Records START

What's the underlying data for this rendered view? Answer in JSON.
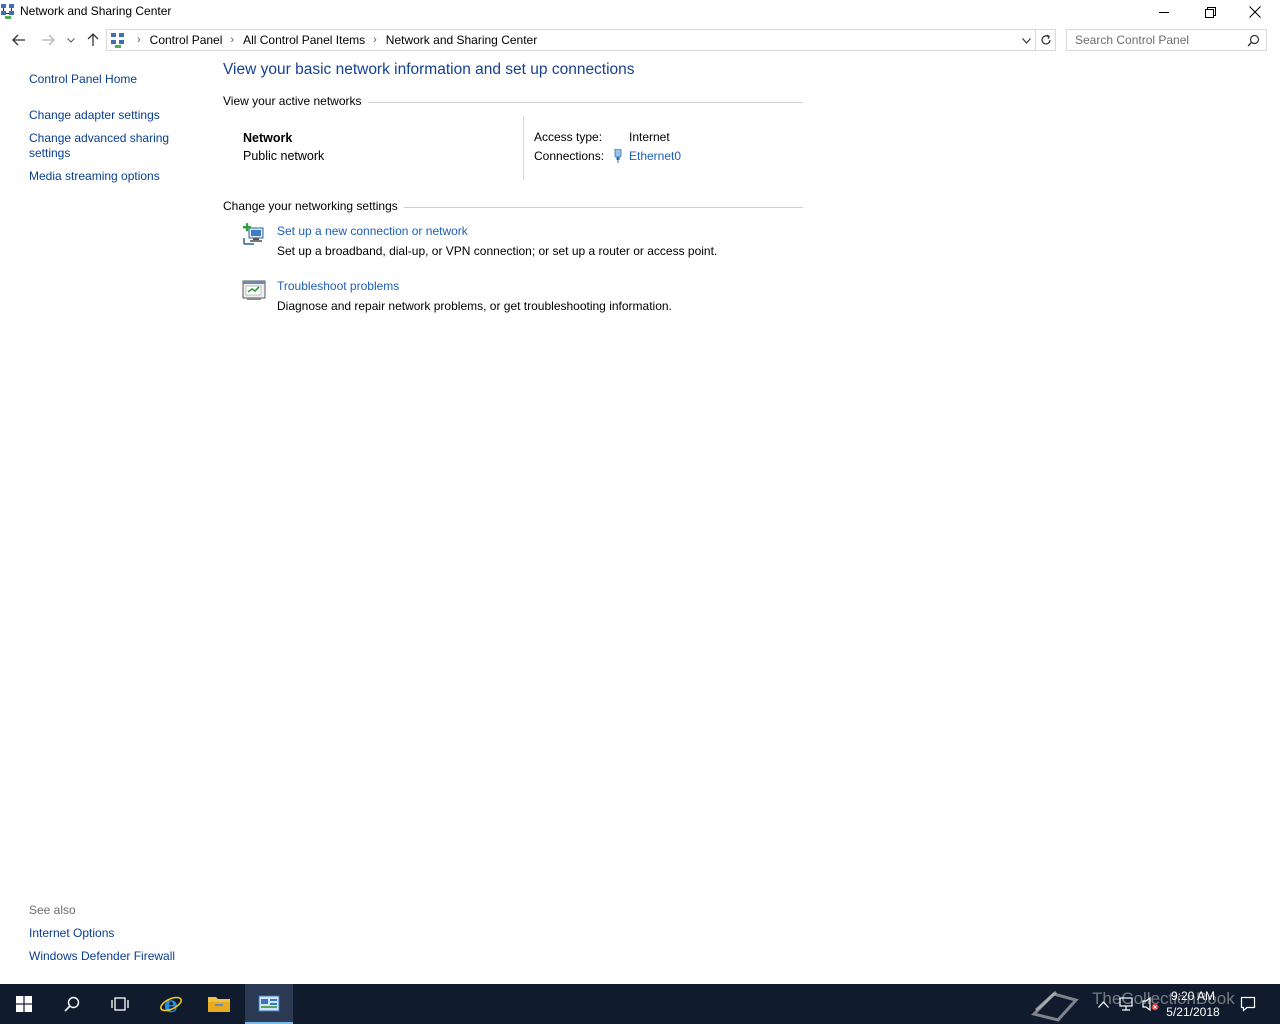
{
  "window": {
    "title": "Network and Sharing Center"
  },
  "address": {
    "crumbs": [
      "Control Panel",
      "All Control Panel Items",
      "Network and Sharing Center"
    ]
  },
  "search": {
    "placeholder": "Search Control Panel"
  },
  "left_nav": {
    "home": "Control Panel Home",
    "items": [
      "Change adapter settings",
      "Change advanced sharing settings",
      "Media streaming options"
    ],
    "see_also_label": "See also",
    "see_also": [
      "Internet Options",
      "Windows Defender Firewall"
    ]
  },
  "main": {
    "heading": "View your basic network information and set up connections",
    "active_networks_label": "View your active networks",
    "network": {
      "name": "Network",
      "type": "Public network",
      "access_type_label": "Access type:",
      "access_type": "Internet",
      "connections_label": "Connections:",
      "connection": "Ethernet0"
    },
    "change_settings_label": "Change your networking settings",
    "tasks": [
      {
        "title": "Set up a new connection or network",
        "description": "Set up a broadband, dial-up, or VPN connection; or set up a router or access point."
      },
      {
        "title": "Troubleshoot problems",
        "description": "Diagnose and repair network problems, or get troubleshooting information."
      }
    ]
  },
  "taskbar": {
    "time": "9:20 AM",
    "date": "5/21/2018",
    "watermark": "TheCollectionBook"
  },
  "colors": {
    "link": "#1c5fb8",
    "heading": "#16418f",
    "taskbar": "#101c2e"
  }
}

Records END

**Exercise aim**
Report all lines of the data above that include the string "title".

**Completed exercise**
    "title": "Network and Sharing Center"
        "title": "Set up a new connection or network",
        "title": "Troubleshoot problems",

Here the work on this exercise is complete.